Only the number is needed: how many lines in the entries below contain the string "description"?

----------

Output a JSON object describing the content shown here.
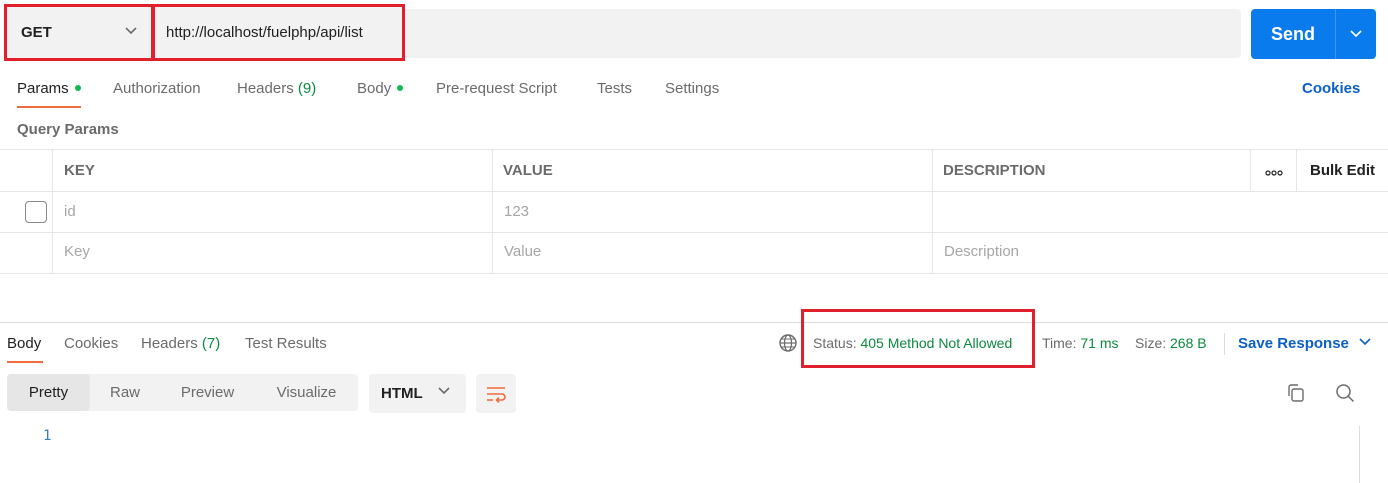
{
  "request": {
    "method": "GET",
    "url": "http://localhost/fuelphp/api/list",
    "send_label": "Send"
  },
  "request_tabs": [
    {
      "label": "Params",
      "dot": true
    },
    {
      "label": "Authorization"
    },
    {
      "label": "Headers",
      "count": "(9)"
    },
    {
      "label": "Body",
      "dot": true
    },
    {
      "label": "Pre-request Script"
    },
    {
      "label": "Tests"
    },
    {
      "label": "Settings"
    }
  ],
  "cookies_link": "Cookies",
  "query_params": {
    "title": "Query Params",
    "headers": {
      "key": "KEY",
      "value": "VALUE",
      "description": "DESCRIPTION",
      "bulk_edit": "Bulk Edit"
    },
    "rows": [
      {
        "key": "id",
        "value": "123",
        "description": ""
      }
    ],
    "placeholders": {
      "key": "Key",
      "value": "Value",
      "description": "Description"
    }
  },
  "response": {
    "tabs": [
      {
        "label": "Body"
      },
      {
        "label": "Cookies"
      },
      {
        "label": "Headers",
        "count": "(7)"
      },
      {
        "label": "Test Results"
      }
    ],
    "status_label": "Status:",
    "status_value": "405 Method Not Allowed",
    "time_label": "Time:",
    "time_value": "71 ms",
    "size_label": "Size:",
    "size_value": "268 B",
    "save_response": "Save Response",
    "view_modes": [
      "Pretty",
      "Raw",
      "Preview",
      "Visualize"
    ],
    "active_view": "Pretty",
    "format": "HTML",
    "line_numbers": [
      "1"
    ]
  },
  "colors": {
    "accent": "#097bed",
    "highlight_box": "#e0202a",
    "success": "#0c8a3e",
    "tab_underline": "#f26b3a"
  }
}
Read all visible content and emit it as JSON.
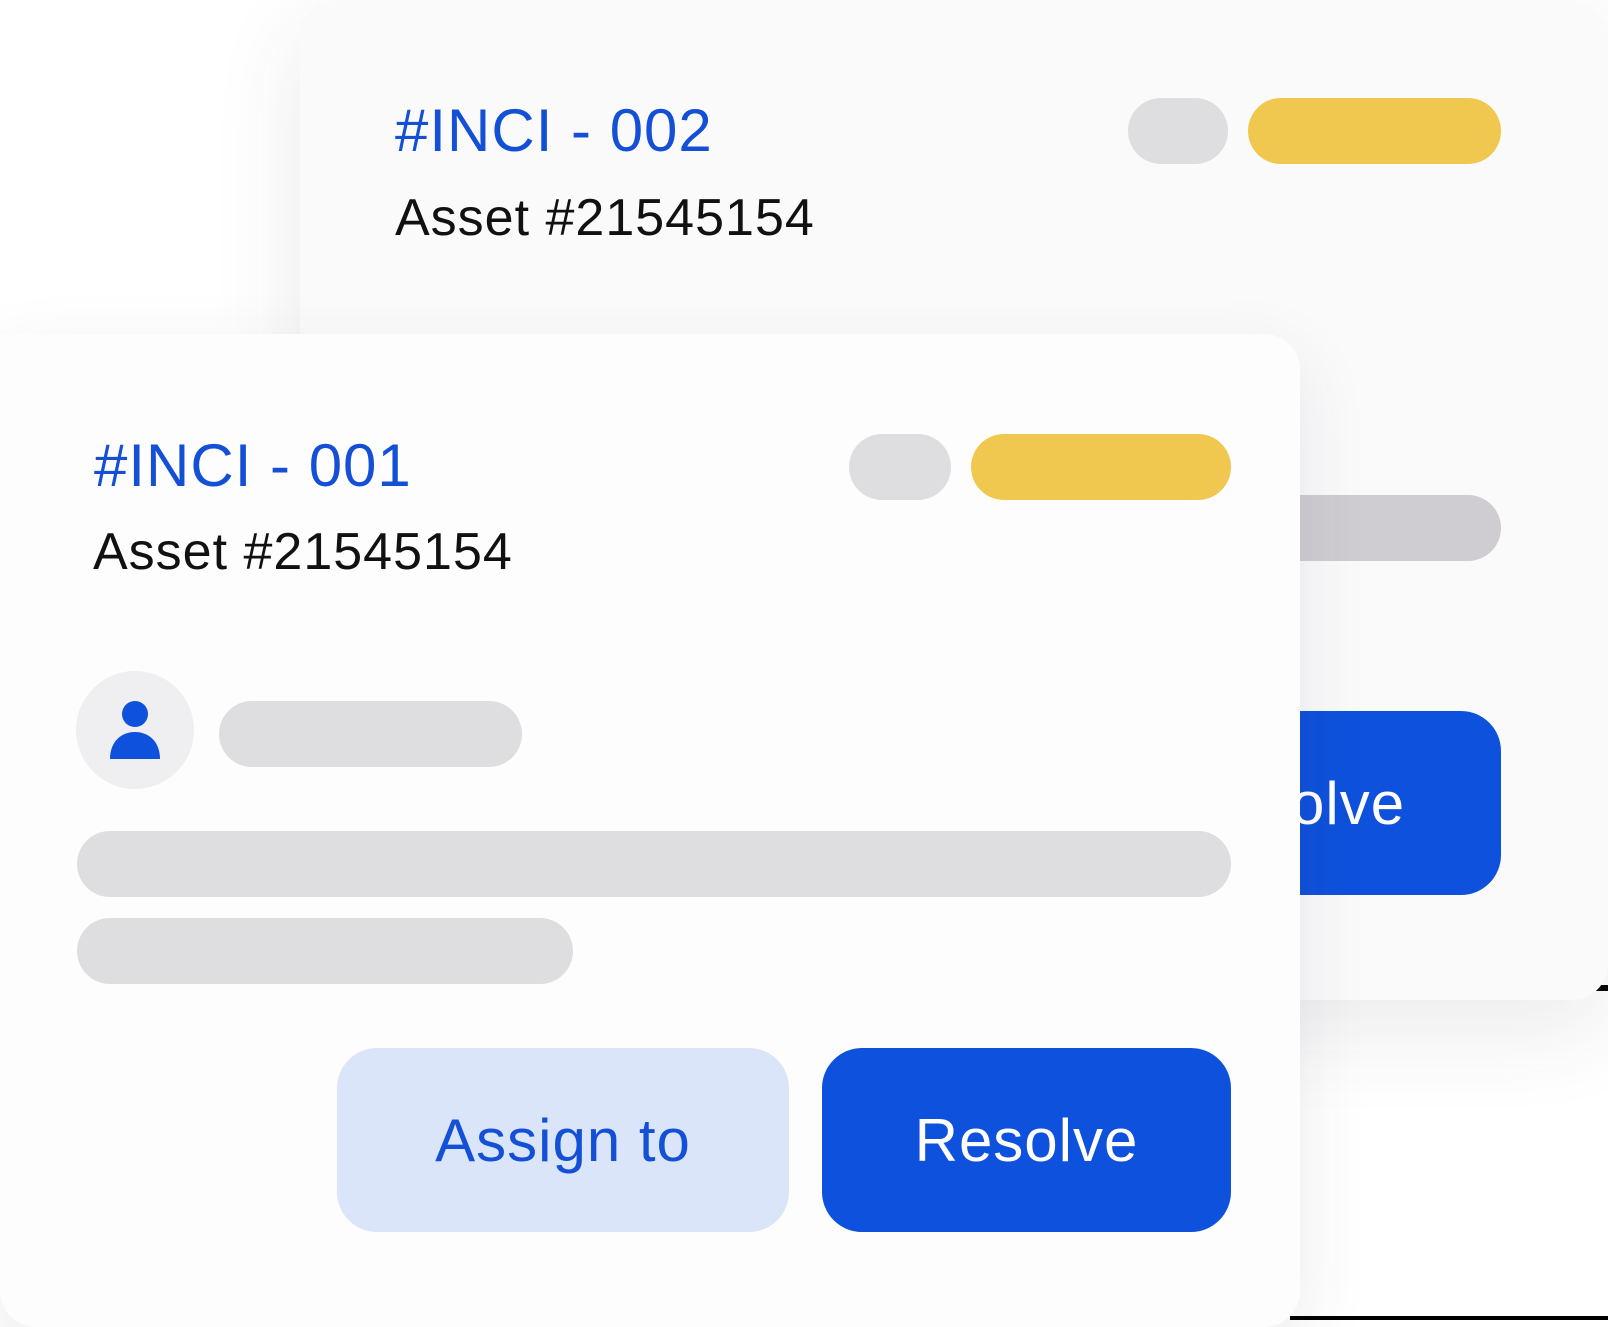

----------

- **RESULT OF THE TASK**
3